ACTIVITY.
Filter the records for lines holding the string "JSON".

GIVEN DATA.
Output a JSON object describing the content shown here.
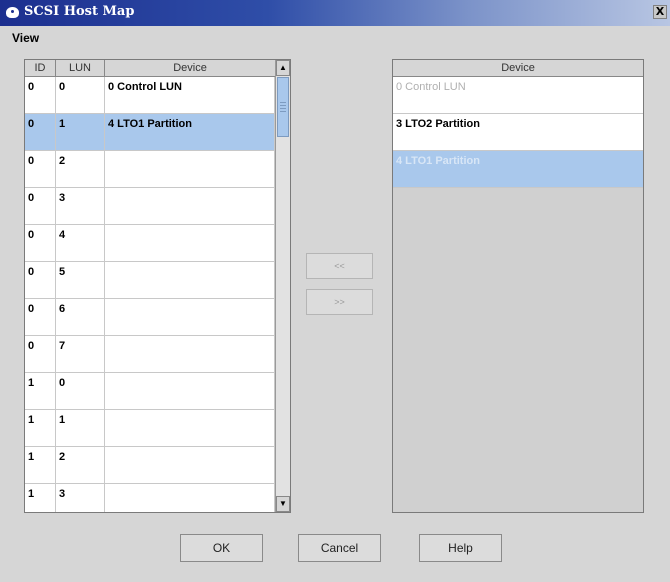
{
  "window": {
    "title": "SCSI Host Map",
    "close_glyph": "X",
    "icon": "app-icon"
  },
  "menu": {
    "view": "View"
  },
  "left_table": {
    "columns": [
      "ID",
      "LUN",
      "Device"
    ],
    "rows": [
      {
        "id": "0",
        "lun": "0",
        "device": "0 Control LUN"
      },
      {
        "id": "0",
        "lun": "1",
        "device": "4  LTO1 Partition"
      },
      {
        "id": "0",
        "lun": "2",
        "device": ""
      },
      {
        "id": "0",
        "lun": "3",
        "device": ""
      },
      {
        "id": "0",
        "lun": "4",
        "device": ""
      },
      {
        "id": "0",
        "lun": "5",
        "device": ""
      },
      {
        "id": "0",
        "lun": "6",
        "device": ""
      },
      {
        "id": "0",
        "lun": "7",
        "device": ""
      },
      {
        "id": "1",
        "lun": "0",
        "device": ""
      },
      {
        "id": "1",
        "lun": "1",
        "device": ""
      },
      {
        "id": "1",
        "lun": "2",
        "device": ""
      },
      {
        "id": "1",
        "lun": "3",
        "device": ""
      }
    ],
    "scroll_up_glyph": "▲",
    "scroll_down_glyph": "▼"
  },
  "middle_buttons": {
    "move_left": "<<",
    "move_right": ">>"
  },
  "right_table": {
    "column": "Device",
    "rows": [
      "0 Control LUN",
      "3  LTO2 Partition",
      "4 LTO1 Partition"
    ]
  },
  "buttons": {
    "ok": "OK",
    "cancel": "Cancel",
    "help": "Help"
  },
  "colors": {
    "selection": "#a9c8ec",
    "titlebar": "#1c2f8f"
  }
}
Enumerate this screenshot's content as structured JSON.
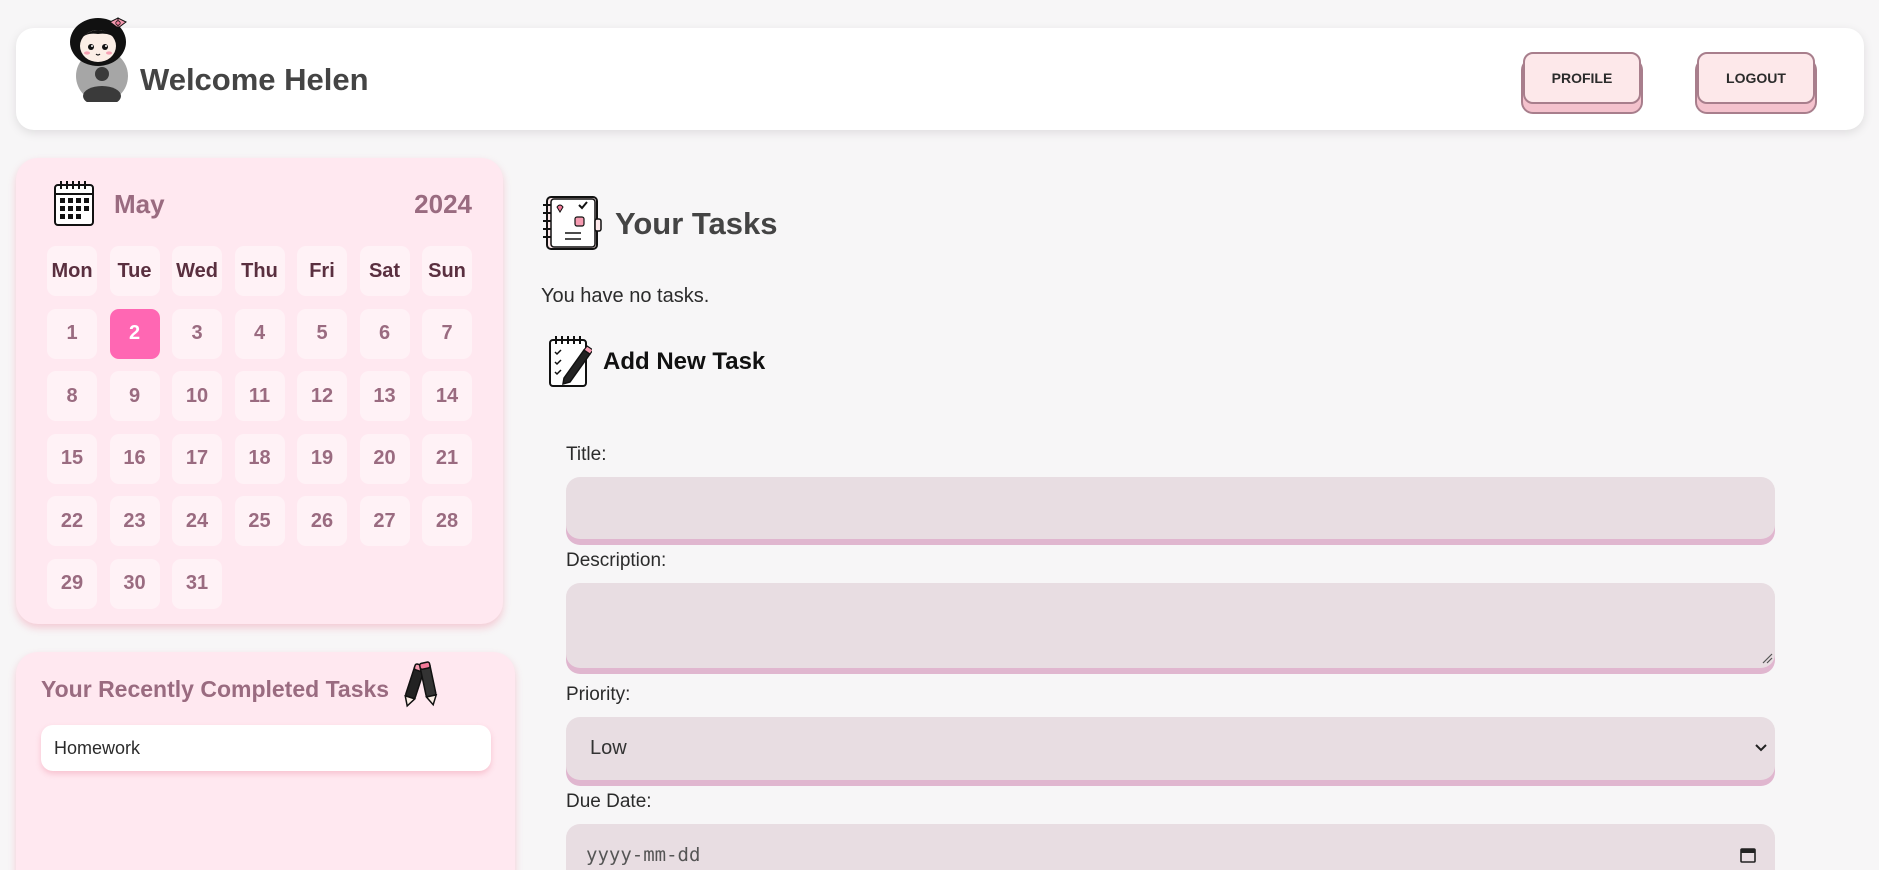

TASK SOLUTION.
Output a JSON object describing the content shown here.
Enumerate this screenshot's content as structured JSON.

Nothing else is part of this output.